|Vol. 7, No. 3, 2001 Page 7|
Babies born even a few weeks prematurely are at high risk for learning disabilities, according to a new British study. Previous research shows that learning disabilities are strongly linked to delinquent or criminal behavior.
Charlotte Huddy et al. recently studied all children born five to eight weeks prematurely in Oxfordshire during 1990, controlling for other perinatal risk factors. The children's physicians, teachers, and parents rated the children's health, behavior, and educational progress.
Huddy et al. report that of the 117 children for whom they obtained data, 25 percent required classroom support from a non-teaching assistant. In addition, 32 percent had poor writing skills, 31 percent had poor fine motor skills, 29 percent had difficulty with math, and 21 percent had difficulty reading. Nineteen percent, nearly double the number of children in general, were rated as hyperactive.
"It is clear," the researchers say, "that children of school age who were born at 32 to 35 weeks gestation have a very significant risk of educational difficulties."
"Educational and behavioural problems in babies of 32-35 weeks gestation," C. L. J. Huddy, A. Johnson, and P. L. Hope, Archives of Disease in Childhood (Fetal Neonatal Ed.), Vol. 85, July 2001, pp. F23-F28. Address: Charlotte Huddy, Neonatal Unit, John Radcliffe Hospital, Headley Way, Headington, Oxford OX3 9DU, UK.

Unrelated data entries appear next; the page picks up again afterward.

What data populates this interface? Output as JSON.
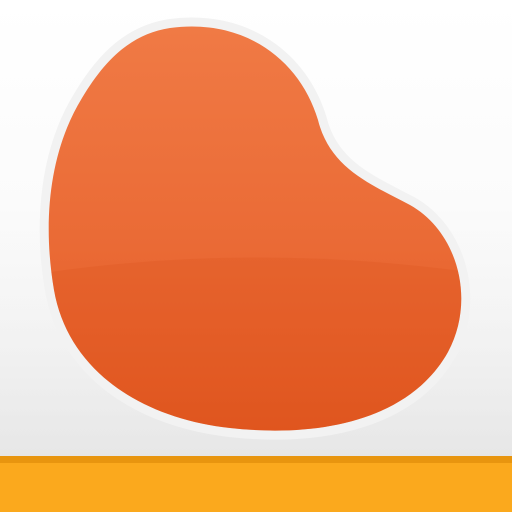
{
  "icon": {
    "name": "bean-icon",
    "colors": {
      "background_top": "#ffffff",
      "background_bottom": "#ececec",
      "bean_light": "#f07a45",
      "bean_mid": "#ea6a35",
      "bean_dark": "#e0541d",
      "bean_outline": "#f2f2f2",
      "band_edge": "#e8950f",
      "band_fill": "#fba91d"
    }
  }
}
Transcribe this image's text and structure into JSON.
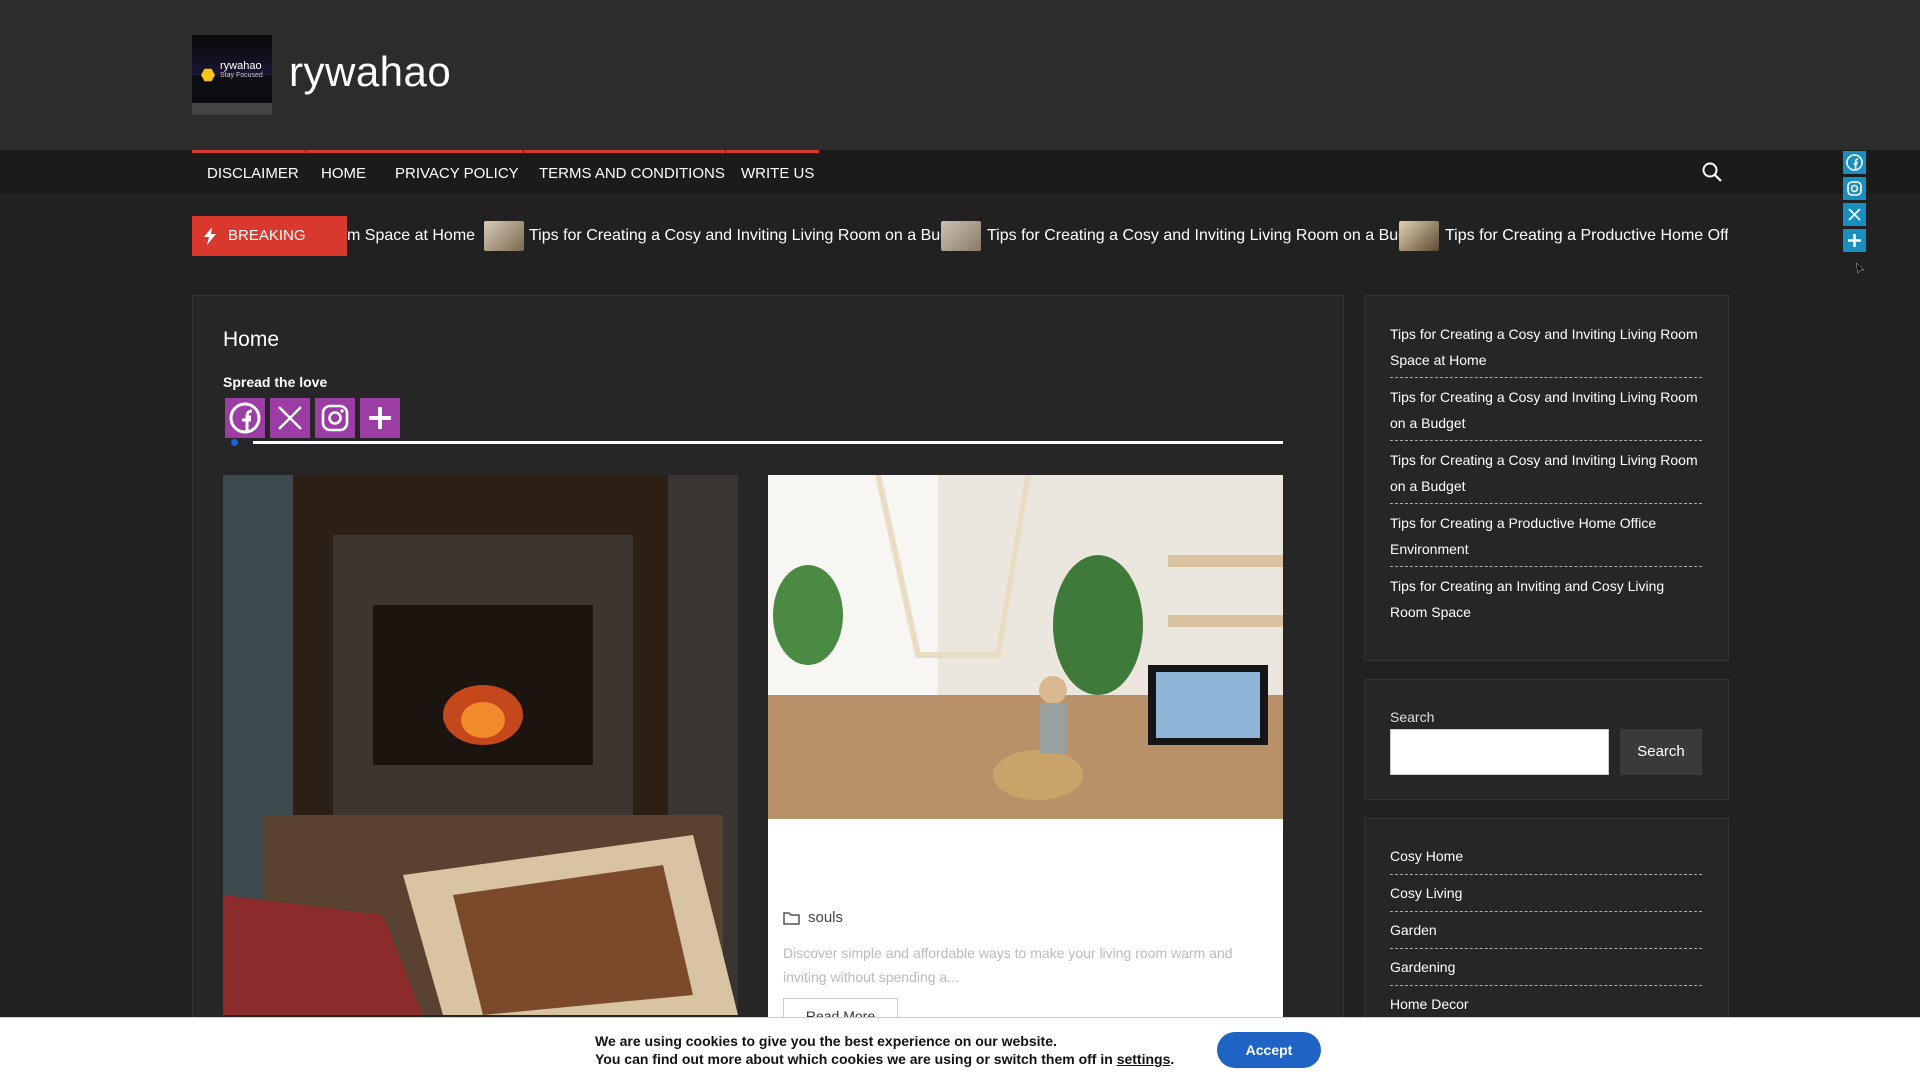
{
  "site": {
    "title": "rywahao",
    "logo_text": "rywahao",
    "logo_tagline": "Stay Focused"
  },
  "nav": {
    "items": [
      "DISCLAIMER",
      "HOME",
      "PRIVACY POLICY",
      "TERMS AND CONDITIONS",
      "WRITE US"
    ]
  },
  "ticker": {
    "label": "BREAKING NEWS",
    "items": [
      "m Space at Home",
      "Tips for Creating a Cosy and Inviting Living Room on a Budget",
      "Tips for Creating a Cosy and Inviting Living Room on a Budget",
      "Tips for Creating a Productive Home Office"
    ]
  },
  "main": {
    "page_title": "Home",
    "spread_label": "Spread the love",
    "post2": {
      "category": "souls",
      "excerpt": "Discover simple and affordable ways to make your living room warm and inviting without spending a...",
      "read_more": "Read More"
    }
  },
  "sidebar": {
    "recent": [
      "Tips for Creating a Cosy and Inviting Living Room Space at Home",
      "Tips for Creating a Cosy and Inviting Living Room on a Budget",
      "Tips for Creating a Cosy and Inviting Living Room on a Budget",
      "Tips for Creating a Productive Home Office Environment",
      "Tips for Creating an Inviting and Cosy Living Room Space"
    ],
    "search_label": "Search",
    "search_button": "Search",
    "categories": [
      "Cosy Home",
      "Cosy Living",
      "Garden",
      "Gardening",
      "Home Decor"
    ]
  },
  "cookie": {
    "line1": "We are using cookies to give you the best experience on our website.",
    "line2_prefix": "You can find out more about which cookies we are using or switch them off in",
    "settings_link": "settings",
    "line2_suffix": ".",
    "accept": "Accept"
  },
  "colors": {
    "accent": "#d9382c",
    "share": "#9c3da5",
    "side_social": "#1a8fbf",
    "accept": "#1f64c4"
  },
  "icons": {
    "share": [
      "facebook-icon",
      "x-icon",
      "instagram-icon",
      "plus-icon"
    ],
    "side_social": [
      "facebook-icon",
      "instagram-icon",
      "x-icon",
      "plus-icon"
    ]
  }
}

"Many premature babies do poorly in school, study says," Reuters News Service, June 21, 2001.